With so much happening in the world of privacy and security, chief information security officers (CISOs) and chief data officers (CDOs) may be inclined to pay scant attention to yet another data security mandate, but it would be a mistake.
Get ready (if you haven’t already) for the Stop Hacks and Improve Electronic Data Security (SHIELD) Act, which went into effect on March 21 in the state of New York. This law is designed to fortify data protection and ensure the security of consumers’ personal information. It means that all companies—regardless of where they are based—doing business with even a single New York-based customer or employing workers in the state must comply with its rules.
This is kind of a big deal. First of all we’re talking about New York state—home of New York City, arguably the center of the universe for commerce. It’s a hub for the global financial services industry, from brokerage and arbitrage to insurance and consumer lending. Many organizations conduct business with a financial services firm either based in New York or have a sizable physical or virtual presence there. And it doesn’t end with financial services. Dozens of the world’s largest and most influential corporations are based in New York, not to mention countless public sector entities and hundreds of thousands of small businesses.

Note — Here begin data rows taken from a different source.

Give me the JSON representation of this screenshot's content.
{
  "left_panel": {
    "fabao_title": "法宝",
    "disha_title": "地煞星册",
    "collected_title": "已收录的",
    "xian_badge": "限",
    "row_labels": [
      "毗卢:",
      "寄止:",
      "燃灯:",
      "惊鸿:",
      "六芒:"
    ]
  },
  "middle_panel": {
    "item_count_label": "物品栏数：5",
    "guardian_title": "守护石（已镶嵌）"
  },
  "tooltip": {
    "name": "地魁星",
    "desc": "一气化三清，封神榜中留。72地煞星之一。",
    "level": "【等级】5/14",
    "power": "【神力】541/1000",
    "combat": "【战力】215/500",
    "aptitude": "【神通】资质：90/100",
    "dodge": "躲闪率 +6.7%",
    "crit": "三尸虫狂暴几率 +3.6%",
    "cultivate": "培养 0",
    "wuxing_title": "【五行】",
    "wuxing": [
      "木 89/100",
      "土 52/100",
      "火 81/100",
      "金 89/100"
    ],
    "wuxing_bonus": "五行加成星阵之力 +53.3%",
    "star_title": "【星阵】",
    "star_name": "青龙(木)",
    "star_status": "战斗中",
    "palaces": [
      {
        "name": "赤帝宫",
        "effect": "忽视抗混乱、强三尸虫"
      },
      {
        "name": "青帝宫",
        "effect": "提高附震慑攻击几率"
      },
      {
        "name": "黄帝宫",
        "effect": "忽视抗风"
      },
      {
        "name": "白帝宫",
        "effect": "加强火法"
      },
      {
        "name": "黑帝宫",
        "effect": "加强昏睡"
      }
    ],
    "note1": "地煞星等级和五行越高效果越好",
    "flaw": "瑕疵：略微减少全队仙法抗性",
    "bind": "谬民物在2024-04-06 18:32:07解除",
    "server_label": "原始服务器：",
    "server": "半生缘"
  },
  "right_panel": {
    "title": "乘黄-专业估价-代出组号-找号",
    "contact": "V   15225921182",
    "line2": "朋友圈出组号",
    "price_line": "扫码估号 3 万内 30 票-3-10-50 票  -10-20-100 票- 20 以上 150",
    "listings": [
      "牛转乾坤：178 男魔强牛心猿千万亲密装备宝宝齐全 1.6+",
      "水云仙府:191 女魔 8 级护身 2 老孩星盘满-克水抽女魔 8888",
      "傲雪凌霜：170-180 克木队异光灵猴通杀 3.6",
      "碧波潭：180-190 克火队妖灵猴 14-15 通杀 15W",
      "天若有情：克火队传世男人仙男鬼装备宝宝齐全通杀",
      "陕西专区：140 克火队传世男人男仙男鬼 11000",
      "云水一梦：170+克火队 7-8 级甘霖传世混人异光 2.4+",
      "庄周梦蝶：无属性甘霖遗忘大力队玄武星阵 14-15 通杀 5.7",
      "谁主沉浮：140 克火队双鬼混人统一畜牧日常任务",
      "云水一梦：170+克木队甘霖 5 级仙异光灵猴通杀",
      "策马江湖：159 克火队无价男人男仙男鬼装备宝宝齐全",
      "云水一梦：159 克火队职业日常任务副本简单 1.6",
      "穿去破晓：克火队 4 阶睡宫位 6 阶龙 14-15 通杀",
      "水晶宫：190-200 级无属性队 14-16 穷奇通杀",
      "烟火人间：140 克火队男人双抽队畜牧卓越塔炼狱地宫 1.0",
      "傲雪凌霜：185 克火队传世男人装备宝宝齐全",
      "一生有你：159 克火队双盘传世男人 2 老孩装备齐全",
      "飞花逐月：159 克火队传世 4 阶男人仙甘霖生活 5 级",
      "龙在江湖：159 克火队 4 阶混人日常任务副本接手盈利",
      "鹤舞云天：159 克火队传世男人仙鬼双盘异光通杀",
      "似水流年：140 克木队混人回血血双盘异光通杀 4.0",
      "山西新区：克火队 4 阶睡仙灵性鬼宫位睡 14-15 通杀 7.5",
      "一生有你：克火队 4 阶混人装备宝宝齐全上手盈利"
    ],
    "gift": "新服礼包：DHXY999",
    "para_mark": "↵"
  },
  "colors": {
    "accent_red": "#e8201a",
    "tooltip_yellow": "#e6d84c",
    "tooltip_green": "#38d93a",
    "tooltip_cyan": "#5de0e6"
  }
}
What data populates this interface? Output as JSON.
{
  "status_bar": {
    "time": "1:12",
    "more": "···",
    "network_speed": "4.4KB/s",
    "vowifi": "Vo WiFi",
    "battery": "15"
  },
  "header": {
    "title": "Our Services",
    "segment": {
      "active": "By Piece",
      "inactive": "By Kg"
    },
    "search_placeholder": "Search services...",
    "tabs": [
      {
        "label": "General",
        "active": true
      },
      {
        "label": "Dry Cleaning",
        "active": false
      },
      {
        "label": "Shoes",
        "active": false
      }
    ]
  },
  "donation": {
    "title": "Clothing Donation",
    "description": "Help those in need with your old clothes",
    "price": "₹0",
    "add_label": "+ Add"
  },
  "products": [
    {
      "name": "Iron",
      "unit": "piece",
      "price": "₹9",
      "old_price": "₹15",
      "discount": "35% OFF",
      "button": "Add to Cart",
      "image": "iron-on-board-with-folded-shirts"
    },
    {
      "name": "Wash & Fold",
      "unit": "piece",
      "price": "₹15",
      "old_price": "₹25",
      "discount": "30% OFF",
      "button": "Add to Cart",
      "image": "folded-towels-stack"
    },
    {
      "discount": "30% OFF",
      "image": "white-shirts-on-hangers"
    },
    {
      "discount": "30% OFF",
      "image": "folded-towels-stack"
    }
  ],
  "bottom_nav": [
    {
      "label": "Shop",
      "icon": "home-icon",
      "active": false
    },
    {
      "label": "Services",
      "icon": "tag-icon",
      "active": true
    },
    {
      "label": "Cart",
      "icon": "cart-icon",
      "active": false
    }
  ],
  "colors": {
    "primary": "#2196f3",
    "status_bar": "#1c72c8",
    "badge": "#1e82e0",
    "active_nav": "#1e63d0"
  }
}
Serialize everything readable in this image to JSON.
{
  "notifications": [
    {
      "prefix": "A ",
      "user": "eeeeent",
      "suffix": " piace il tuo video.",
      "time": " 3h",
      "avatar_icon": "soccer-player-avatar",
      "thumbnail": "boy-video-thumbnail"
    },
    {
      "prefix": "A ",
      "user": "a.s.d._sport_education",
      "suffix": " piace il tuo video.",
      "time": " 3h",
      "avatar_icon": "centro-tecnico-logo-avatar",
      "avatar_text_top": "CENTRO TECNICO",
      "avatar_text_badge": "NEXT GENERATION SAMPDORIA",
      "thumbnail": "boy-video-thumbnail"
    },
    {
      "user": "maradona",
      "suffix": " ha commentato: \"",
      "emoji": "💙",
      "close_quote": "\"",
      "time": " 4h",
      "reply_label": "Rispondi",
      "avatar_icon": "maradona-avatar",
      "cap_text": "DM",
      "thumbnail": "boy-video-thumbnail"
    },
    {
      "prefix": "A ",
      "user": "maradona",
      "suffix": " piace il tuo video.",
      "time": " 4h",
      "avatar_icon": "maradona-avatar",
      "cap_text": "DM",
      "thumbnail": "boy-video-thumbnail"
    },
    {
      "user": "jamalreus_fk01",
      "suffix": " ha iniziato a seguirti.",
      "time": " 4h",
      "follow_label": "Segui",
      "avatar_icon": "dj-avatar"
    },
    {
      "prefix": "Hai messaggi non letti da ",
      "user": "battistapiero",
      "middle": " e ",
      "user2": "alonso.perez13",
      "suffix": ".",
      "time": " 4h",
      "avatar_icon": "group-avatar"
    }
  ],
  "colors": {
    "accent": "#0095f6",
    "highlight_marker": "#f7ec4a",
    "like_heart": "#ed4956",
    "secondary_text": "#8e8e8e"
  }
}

New York State is also home to about 20 million people. Any organization that does business with any New Yorker or employ one must understand and comply with this law.
Part of a National Trend
The New York SHIELD Act is not groundbreaking like the Global Data Protection Regulation (GDPR), which has had a momentous impact on data privacy guidelines and business practices around the world, or even like the California Consumer Privacy Act (CCPA), which came into force at the beginning of the year.
What it does is to codify specific requirements that companies need to meet to protect private information of New York state residents and exposes non-compliant entities to the enforcement action of the State Attorney General, who sponsored the bill. Companies that do not comply with the security requirements shall be liable to civil penalties up to $5,000 for each violation, without penalty caps.
This is part of a national trend where in the absence of a GDPR equivalent at the U.S. federal government level (highly unlikely for the foreseeable future, given the country’s currently fractured political structure), states are leading in the protection of privacy and security of their residents’ data.
Nearly 10 U.S. states have enacted similar data privacy and protection guidelines for anyone doing business with their citizens or businesses, regardless of point of origin. The impact is likely to grow as more states legislate in this direction. The combination of New York and California alone represents nearly 20% of the nation’s population and the guidelines they have developed may act as a roadmap for the rest of the states to follow.
Evolving Compliance Environment
With the New York SHIELD Act, reasonable security is not only a best practice, it’s also a legal obligation and companies could be considered negligent for not implementing a security program that includes the safeguards required by the law.
Also, the days when states described requirements under their data protection laws generically as reasonable security measures are now gone. The New York SHIELD Act lists specific guidelines for what constitutes a compliant cybersecurity program. The guidelines include administrative security, technical security, and physical security, and provide specific safeguards that companies are expected to adopt.
First, business leaders and board members have to do their basic blocking and tackling. They must be aware that the law exists, that their organization more than likely is affected by it, and that violations carry financial and operational impact.
Then companies need to assess gaps between their own security program and the safeguards required by this law. Is the security program adequately staffed? Are employees properly trained? Are risks assessed and documented? Could their vendors present a risk to their data? Furthermore, is there adequate prevention and detection of attacks? How is the program monitored and adapted to new regulatory changes?
They should not assume that being aware of the law’s requirements is the sole domain of the CISO. Just as financial mandates like Sarbanes Oxley are not only concerns for the CFO, but also for the CEO, C-suite executives and boards must be aware of the framework required by New York SHIELD Act, at least at a high level.
Another important new reality is that the New York law and other state laws have suitably armed regulators in the State Attorney General. These mandates have teeth, and companies must prepare to respond to inquiry and enforcement in the event of breaches or security violations.
Bottom line: The New York SHIELD Act shows that, even in the absence of a federal data protection law, states are stepping up their game for security and privacy protection of their residents’ information.
It’s time for organizations to undertake sober, serious and strategic evaluations of how they protect personal data, and how evolving technologies and new laws are likely to make compliance more challenging.
Paola Zeni is assistant general counsel and senior director of global privacy at Palo Alto Networks.